# [How to complete this task]
Having found the line that holds "Output a JSON", give that line and all lines after it again, word for word, through the end of the data below.

# [Dataset extract]
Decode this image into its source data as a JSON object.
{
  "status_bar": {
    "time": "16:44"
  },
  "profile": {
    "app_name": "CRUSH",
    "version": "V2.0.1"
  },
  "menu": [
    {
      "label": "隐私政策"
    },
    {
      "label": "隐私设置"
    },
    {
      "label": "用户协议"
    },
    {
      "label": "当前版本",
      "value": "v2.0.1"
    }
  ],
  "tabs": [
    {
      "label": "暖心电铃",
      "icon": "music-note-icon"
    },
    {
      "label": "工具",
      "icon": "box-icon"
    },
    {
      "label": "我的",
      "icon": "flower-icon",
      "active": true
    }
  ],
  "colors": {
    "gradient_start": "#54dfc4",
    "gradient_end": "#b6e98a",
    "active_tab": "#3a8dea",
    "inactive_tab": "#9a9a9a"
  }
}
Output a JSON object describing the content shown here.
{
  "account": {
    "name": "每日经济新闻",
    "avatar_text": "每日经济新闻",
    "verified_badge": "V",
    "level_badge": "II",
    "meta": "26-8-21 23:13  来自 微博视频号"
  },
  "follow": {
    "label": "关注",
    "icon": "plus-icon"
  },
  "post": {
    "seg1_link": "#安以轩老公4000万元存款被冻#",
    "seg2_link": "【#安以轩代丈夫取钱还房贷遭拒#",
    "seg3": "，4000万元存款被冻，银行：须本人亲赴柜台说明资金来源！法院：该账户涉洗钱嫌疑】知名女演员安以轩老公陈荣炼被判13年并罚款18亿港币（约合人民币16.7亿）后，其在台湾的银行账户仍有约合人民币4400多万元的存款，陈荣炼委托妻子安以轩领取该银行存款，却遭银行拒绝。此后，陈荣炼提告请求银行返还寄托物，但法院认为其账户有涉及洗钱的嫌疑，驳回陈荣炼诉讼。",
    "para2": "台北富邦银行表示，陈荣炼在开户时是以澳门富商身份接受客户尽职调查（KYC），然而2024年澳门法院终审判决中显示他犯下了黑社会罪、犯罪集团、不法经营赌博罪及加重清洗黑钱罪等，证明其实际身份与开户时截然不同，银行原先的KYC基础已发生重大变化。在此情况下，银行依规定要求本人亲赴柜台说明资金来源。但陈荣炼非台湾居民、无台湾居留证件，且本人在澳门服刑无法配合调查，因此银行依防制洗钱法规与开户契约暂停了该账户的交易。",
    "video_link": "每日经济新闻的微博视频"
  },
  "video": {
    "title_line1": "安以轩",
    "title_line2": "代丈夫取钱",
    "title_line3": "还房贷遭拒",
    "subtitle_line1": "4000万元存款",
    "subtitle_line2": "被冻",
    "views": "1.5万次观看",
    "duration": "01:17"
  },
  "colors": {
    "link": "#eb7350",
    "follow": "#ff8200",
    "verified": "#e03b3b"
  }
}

# [Output for this exercise]
Output a JSON object describing the content shown here.
{
  "account": {
    "name": "每日经济新闻",
    "avatar_text": "每日经济新闻",
    "verified_badge": "V",
    "level_badge": "II",
    "meta": "26-8-21 23:13  来自 微博视频号"
  },
  "follow": {
    "label": "关注",
    "icon": "plus-icon"
  },
  "post": {
    "seg1_link": "#安以轩老公4000万元存款被冻#",
    "seg2_link": "【#安以轩代丈夫取钱还房贷遭拒#",
    "seg3": "，4000万元存款被冻，银行：须本人亲赴柜台说明资金来源！法院：该账户涉洗钱嫌疑】知名女演员安以轩老公陈荣炼被判13年并罚款18亿港币（约合人民币16.7亿）后，其在台湾的银行账户仍有约合人民币4400多万元的存款，陈荣炼委托妻子安以轩领取该银行存款，却遭银行拒绝。此后，陈荣炼提告请求银行返还寄托物，但法院认为其账户有涉及洗钱的嫌疑，驳回陈荣炼诉讼。",
    "para2": "台北富邦银行表示，陈荣炼在开户时是以澳门富商身份接受客户尽职调查（KYC），然而2024年澳门法院终审判决中显示他犯下了黑社会罪、犯罪集团、不法经营赌博罪及加重清洗黑钱罪等，证明其实际身份与开户时截然不同，银行原先的KYC基础已发生重大变化。在此情况下，银行依规定要求本人亲赴柜台说明资金来源。但陈荣炼非台湾居民、无台湾居留证件，且本人在澳门服刑无法配合调查，因此银行依防制洗钱法规与开户契约暂停了该账户的交易。",
    "video_link": "每日经济新闻的微博视频"
  },
  "video": {
    "title_line1": "安以轩",
    "title_line2": "代丈夫取钱",
    "title_line3": "还房贷遭拒",
    "subtitle_line1": "4000万元存款",
    "subtitle_line2": "被冻",
    "views": "1.5万次观看",
    "duration": "01:17"
  },
  "colors": {
    "link": "#eb7350",
    "follow": "#ff8200",
    "verified": "#e03b3b"
  }
}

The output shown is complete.